What you will do | Each entry needs to be retyped exactly, with nothing added or dropped.

(App and web page records)

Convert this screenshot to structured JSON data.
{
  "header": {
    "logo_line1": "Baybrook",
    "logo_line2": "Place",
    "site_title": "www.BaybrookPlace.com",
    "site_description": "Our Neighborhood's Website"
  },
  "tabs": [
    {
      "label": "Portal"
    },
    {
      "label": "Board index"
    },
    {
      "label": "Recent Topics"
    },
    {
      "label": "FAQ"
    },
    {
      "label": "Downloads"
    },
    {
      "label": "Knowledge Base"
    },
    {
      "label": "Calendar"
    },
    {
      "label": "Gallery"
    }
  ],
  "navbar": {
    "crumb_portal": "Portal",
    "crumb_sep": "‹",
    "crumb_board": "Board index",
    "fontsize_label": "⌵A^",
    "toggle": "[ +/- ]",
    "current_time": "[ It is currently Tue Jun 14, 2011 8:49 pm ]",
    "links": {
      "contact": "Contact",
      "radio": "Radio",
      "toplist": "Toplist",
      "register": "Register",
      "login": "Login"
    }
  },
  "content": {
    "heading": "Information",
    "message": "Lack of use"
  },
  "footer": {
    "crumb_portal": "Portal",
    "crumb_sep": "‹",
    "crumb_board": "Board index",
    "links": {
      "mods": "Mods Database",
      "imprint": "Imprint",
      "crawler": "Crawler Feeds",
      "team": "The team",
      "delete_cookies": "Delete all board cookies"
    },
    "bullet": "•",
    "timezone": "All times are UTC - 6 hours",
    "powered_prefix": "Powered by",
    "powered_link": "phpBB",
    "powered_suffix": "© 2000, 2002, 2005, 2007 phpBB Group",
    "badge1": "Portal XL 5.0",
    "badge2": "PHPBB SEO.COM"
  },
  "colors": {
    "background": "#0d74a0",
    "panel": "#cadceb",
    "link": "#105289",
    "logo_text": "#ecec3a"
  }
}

Written solution |
Convert this screenshot to structured JSON data.
{
  "header": {
    "logo_line1": "Baybrook",
    "logo_line2": "Place",
    "site_title": "www.BaybrookPlace.com",
    "site_description": "Our Neighborhood's Website"
  },
  "tabs": [
    {
      "label": "Portal"
    },
    {
      "label": "Board index"
    },
    {
      "label": "Recent Topics"
    },
    {
      "label": "FAQ"
    },
    {
      "label": "Downloads"
    },
    {
      "label": "Knowledge Base"
    },
    {
      "label": "Calendar"
    },
    {
      "label": "Gallery"
    }
  ],
  "navbar": {
    "crumb_portal": "Portal",
    "crumb_sep": "‹",
    "crumb_board": "Board index",
    "fontsize_label": "⌵A^",
    "toggle": "[ +/- ]",
    "current_time": "[ It is currently Tue Jun 14, 2011 8:49 pm ]",
    "links": {
      "contact": "Contact",
      "radio": "Radio",
      "toplist": "Toplist",
      "register": "Register",
      "login": "Login"
    }
  },
  "content": {
    "heading": "Information",
    "message": "Lack of use"
  },
  "footer": {
    "crumb_portal": "Portal",
    "crumb_sep": "‹",
    "crumb_board": "Board index",
    "links": {
      "mods": "Mods Database",
      "imprint": "Imprint",
      "crawler": "Crawler Feeds",
      "team": "The team",
      "delete_cookies": "Delete all board cookies"
    },
    "bullet": "•",
    "timezone": "All times are UTC - 6 hours",
    "powered_prefix": "Powered by",
    "powered_link": "phpBB",
    "powered_suffix": "© 2000, 2002, 2005, 2007 phpBB Group",
    "badge1": "Portal XL 5.0",
    "badge2": "PHPBB SEO.COM"
  },
  "colors": {
    "background": "#0d74a0",
    "panel": "#cadceb",
    "link": "#105289",
    "logo_text": "#ecec3a"
  }
}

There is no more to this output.